The discovery further adds to what is scientifically understood about black holes 

Two Wits University astrophysicists are the only scientists on the African continent to have contributed to a new image of a black hole located in galaxy 55 million light years away. 

The image, released on March 24 by the Event Horizon Telescope (EHT) Collaboration, a group of over 300 scientists, shows the black hole located in the M87 galaxy in polarised light. Similar to how a pair of polarised sunglasses allows only certain light to pass through, magnetic fields in space act as filters that affect the polarisation state of electromagnetic waves.

A black hole occurs in an area of space where the gravity is so strong that not even light is able to escape from it. 

The polarised light image helps map the magnetic fields near the black hole, a discovery that furthers the understanding of black holes. 

Dr Iniyan Natarajan, a postdoctoral researcher currently working with Dr Roger Deane, a professor of radio astronomy at Wits, was part of the team that simulated the black hole polarisation images, as well as the team that helped generate the final image that was released. 

In an interview with Wits Vuvuzela, Natarajan explained that the lines visible around the black hole in the image indicate the direction that the electromagnetic waves are moving in. “Because it is being analysed in polarised light, you are able to see the ways in which the electromagnetic waves are oscillating,” he said.

Dr Roger Deane, a professor of radio astronomy at Wits, who is a part of the EHT Collaboration. Photo: Provided

Dr Iniyan Natarajan was part of a team that helped generate the final image of the black hole. Photo: Provided

The EHT, an international collaboration linking multiple radio telescopes together, first obtained an image of this black hole on April 10, 2019. 

Natarajan, who began working with Deane and EHT in 2018, commended the increased interest in astronomy in South Africa. Being one of only two scientists on the continent to have contributed, he said he looked forward to a more diverse futureNow we have a lot of homegrown talent, people finishing their master’s and PhDs, ready to become lecturers. I’m sure there will be South African and African nationals who will be a part [of the EHT].” 

Deane is excited for what the future holds for Wits after this contribution. I’m looking forward to seeing this exciting new research area (radio astronomy) at Wits grow with new research staff and postgraduate training opportunities,” said Deane, who first collaborated with the EHT in 2014. He added that the announcement of their contribution helped encourage enthusiasm for the Wits Centre for Astrophysics, which was newly approved in August 2020. 

Deane’s and Natarajan’s ground-breaking work with the EHT has generated a lot of excitement among Wits academics.

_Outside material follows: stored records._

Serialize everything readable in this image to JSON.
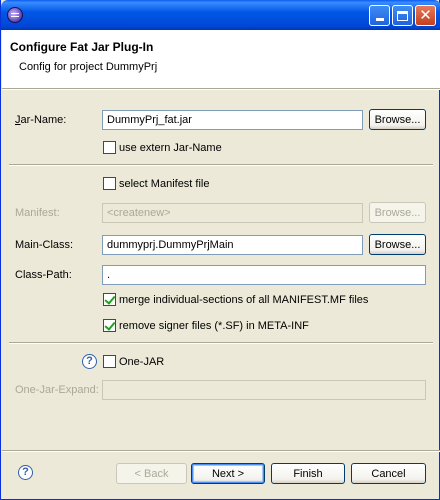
{
  "window": {
    "minimize_icon": "minimize-icon",
    "maximize_icon": "maximize-icon",
    "close_glyph": "✕"
  },
  "header": {
    "title": "Configure Fat Jar Plug-In",
    "subtitle": "Config for project DummyPrj"
  },
  "form": {
    "jar_name": {
      "label": "Jar-Name:",
      "value": "DummyPrj_fat.jar",
      "browse": "Browse..."
    },
    "use_extern": {
      "label": "use extern Jar-Name",
      "checked": false
    },
    "select_manifest": {
      "label": "select Manifest file",
      "checked": false
    },
    "manifest": {
      "label": "Manifest:",
      "value": "<createnew>",
      "browse": "Browse...",
      "disabled": true
    },
    "main_class": {
      "label": "Main-Class:",
      "value": "dummyprj.DummyPrjMain",
      "browse": "Browse..."
    },
    "class_path": {
      "label": "Class-Path:",
      "value": "."
    },
    "merge_manifest": {
      "label": "merge individual-sections of all MANIFEST.MF files",
      "checked": true
    },
    "remove_signer": {
      "label": "remove signer files (*.SF) in META-INF",
      "checked": true
    },
    "one_jar": {
      "label": "One-JAR",
      "checked": false,
      "help": "?"
    },
    "one_jar_expand": {
      "label": "One-Jar-Expand:",
      "value": "",
      "disabled": true
    }
  },
  "footer": {
    "help": "?",
    "back": "< Back",
    "next": "Next >",
    "finish": "Finish",
    "cancel": "Cancel"
  }
}
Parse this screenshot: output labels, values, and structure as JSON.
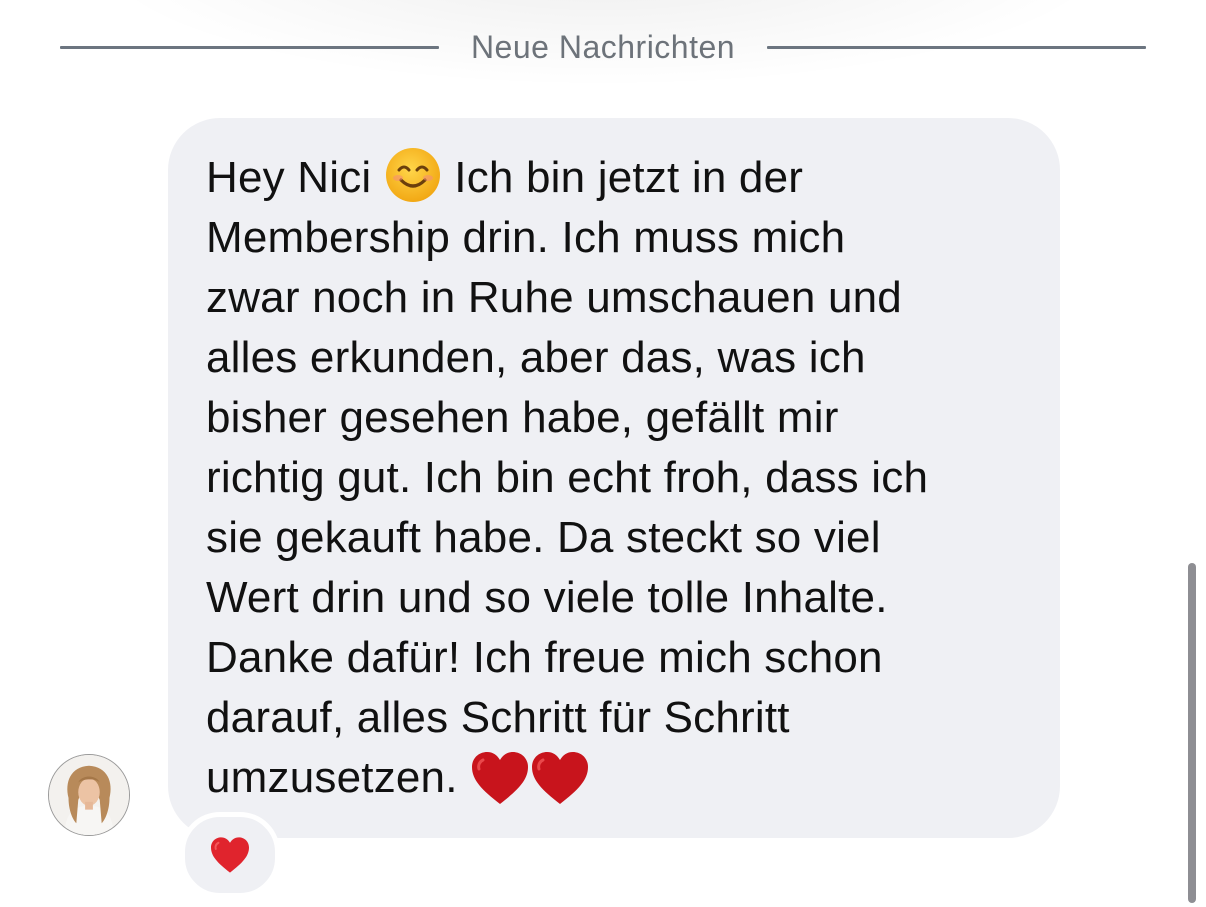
{
  "divider": {
    "label": "Neue Nachrichten"
  },
  "message": {
    "lines": [
      "Hey Nici",
      "Ich bin jetzt in der",
      "Membership drin. Ich muss mich",
      "zwar noch in Ruhe umschauen und",
      "alles erkunden, aber das, was ich",
      "bisher gesehen habe, gefällt mir",
      "richtig gut. Ich bin echt froh, dass ich",
      "sie gekauft habe. Da steckt so viel",
      "Wert drin und so viele tolle Inhalte.",
      "Danke dafür! Ich freue mich schon",
      "darauf, alles Schritt für Schritt",
      "umzusetzen."
    ],
    "inline_icons": [
      "smiling-face-emoji",
      "red-heart-emoji",
      "red-heart-emoji"
    ]
  },
  "reaction": {
    "icon": "red-heart-emoji"
  },
  "colors": {
    "bubble": "#eff0f4",
    "heart": "#c8141c",
    "divider": "#6c7580",
    "text": "#111111"
  }
}
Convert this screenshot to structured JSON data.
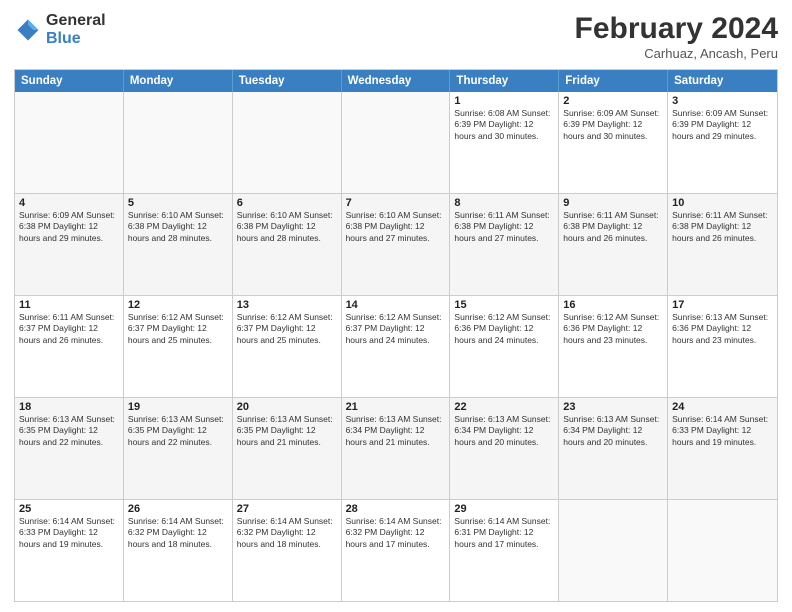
{
  "logo": {
    "general": "General",
    "blue": "Blue"
  },
  "header": {
    "month": "February 2024",
    "location": "Carhuaz, Ancash, Peru"
  },
  "weekdays": [
    "Sunday",
    "Monday",
    "Tuesday",
    "Wednesday",
    "Thursday",
    "Friday",
    "Saturday"
  ],
  "rows": [
    {
      "cells": [
        {
          "day": "",
          "info": ""
        },
        {
          "day": "",
          "info": ""
        },
        {
          "day": "",
          "info": ""
        },
        {
          "day": "",
          "info": ""
        },
        {
          "day": "1",
          "info": "Sunrise: 6:08 AM\nSunset: 6:39 PM\nDaylight: 12 hours and 30 minutes."
        },
        {
          "day": "2",
          "info": "Sunrise: 6:09 AM\nSunset: 6:39 PM\nDaylight: 12 hours and 30 minutes."
        },
        {
          "day": "3",
          "info": "Sunrise: 6:09 AM\nSunset: 6:39 PM\nDaylight: 12 hours and 29 minutes."
        }
      ]
    },
    {
      "cells": [
        {
          "day": "4",
          "info": "Sunrise: 6:09 AM\nSunset: 6:38 PM\nDaylight: 12 hours and 29 minutes."
        },
        {
          "day": "5",
          "info": "Sunrise: 6:10 AM\nSunset: 6:38 PM\nDaylight: 12 hours and 28 minutes."
        },
        {
          "day": "6",
          "info": "Sunrise: 6:10 AM\nSunset: 6:38 PM\nDaylight: 12 hours and 28 minutes."
        },
        {
          "day": "7",
          "info": "Sunrise: 6:10 AM\nSunset: 6:38 PM\nDaylight: 12 hours and 27 minutes."
        },
        {
          "day": "8",
          "info": "Sunrise: 6:11 AM\nSunset: 6:38 PM\nDaylight: 12 hours and 27 minutes."
        },
        {
          "day": "9",
          "info": "Sunrise: 6:11 AM\nSunset: 6:38 PM\nDaylight: 12 hours and 26 minutes."
        },
        {
          "day": "10",
          "info": "Sunrise: 6:11 AM\nSunset: 6:38 PM\nDaylight: 12 hours and 26 minutes."
        }
      ]
    },
    {
      "cells": [
        {
          "day": "11",
          "info": "Sunrise: 6:11 AM\nSunset: 6:37 PM\nDaylight: 12 hours and 26 minutes."
        },
        {
          "day": "12",
          "info": "Sunrise: 6:12 AM\nSunset: 6:37 PM\nDaylight: 12 hours and 25 minutes."
        },
        {
          "day": "13",
          "info": "Sunrise: 6:12 AM\nSunset: 6:37 PM\nDaylight: 12 hours and 25 minutes."
        },
        {
          "day": "14",
          "info": "Sunrise: 6:12 AM\nSunset: 6:37 PM\nDaylight: 12 hours and 24 minutes."
        },
        {
          "day": "15",
          "info": "Sunrise: 6:12 AM\nSunset: 6:36 PM\nDaylight: 12 hours and 24 minutes."
        },
        {
          "day": "16",
          "info": "Sunrise: 6:12 AM\nSunset: 6:36 PM\nDaylight: 12 hours and 23 minutes."
        },
        {
          "day": "17",
          "info": "Sunrise: 6:13 AM\nSunset: 6:36 PM\nDaylight: 12 hours and 23 minutes."
        }
      ]
    },
    {
      "cells": [
        {
          "day": "18",
          "info": "Sunrise: 6:13 AM\nSunset: 6:35 PM\nDaylight: 12 hours and 22 minutes."
        },
        {
          "day": "19",
          "info": "Sunrise: 6:13 AM\nSunset: 6:35 PM\nDaylight: 12 hours and 22 minutes."
        },
        {
          "day": "20",
          "info": "Sunrise: 6:13 AM\nSunset: 6:35 PM\nDaylight: 12 hours and 21 minutes."
        },
        {
          "day": "21",
          "info": "Sunrise: 6:13 AM\nSunset: 6:34 PM\nDaylight: 12 hours and 21 minutes."
        },
        {
          "day": "22",
          "info": "Sunrise: 6:13 AM\nSunset: 6:34 PM\nDaylight: 12 hours and 20 minutes."
        },
        {
          "day": "23",
          "info": "Sunrise: 6:13 AM\nSunset: 6:34 PM\nDaylight: 12 hours and 20 minutes."
        },
        {
          "day": "24",
          "info": "Sunrise: 6:14 AM\nSunset: 6:33 PM\nDaylight: 12 hours and 19 minutes."
        }
      ]
    },
    {
      "cells": [
        {
          "day": "25",
          "info": "Sunrise: 6:14 AM\nSunset: 6:33 PM\nDaylight: 12 hours and 19 minutes."
        },
        {
          "day": "26",
          "info": "Sunrise: 6:14 AM\nSunset: 6:32 PM\nDaylight: 12 hours and 18 minutes."
        },
        {
          "day": "27",
          "info": "Sunrise: 6:14 AM\nSunset: 6:32 PM\nDaylight: 12 hours and 18 minutes."
        },
        {
          "day": "28",
          "info": "Sunrise: 6:14 AM\nSunset: 6:32 PM\nDaylight: 12 hours and 17 minutes."
        },
        {
          "day": "29",
          "info": "Sunrise: 6:14 AM\nSunset: 6:31 PM\nDaylight: 12 hours and 17 minutes."
        },
        {
          "day": "",
          "info": ""
        },
        {
          "day": "",
          "info": ""
        }
      ]
    }
  ]
}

Professor Deena Naidoo, head of the school of physics, told Wits Vuvuzela that, We are very proud to be involved with major scientific discoveries,” and called the detection of the magnetic fields “mind boggling. 

FEATURED IMAGEThe black hole located at the centre of M87 galaxy, pictured in polarised light. Photo: Provided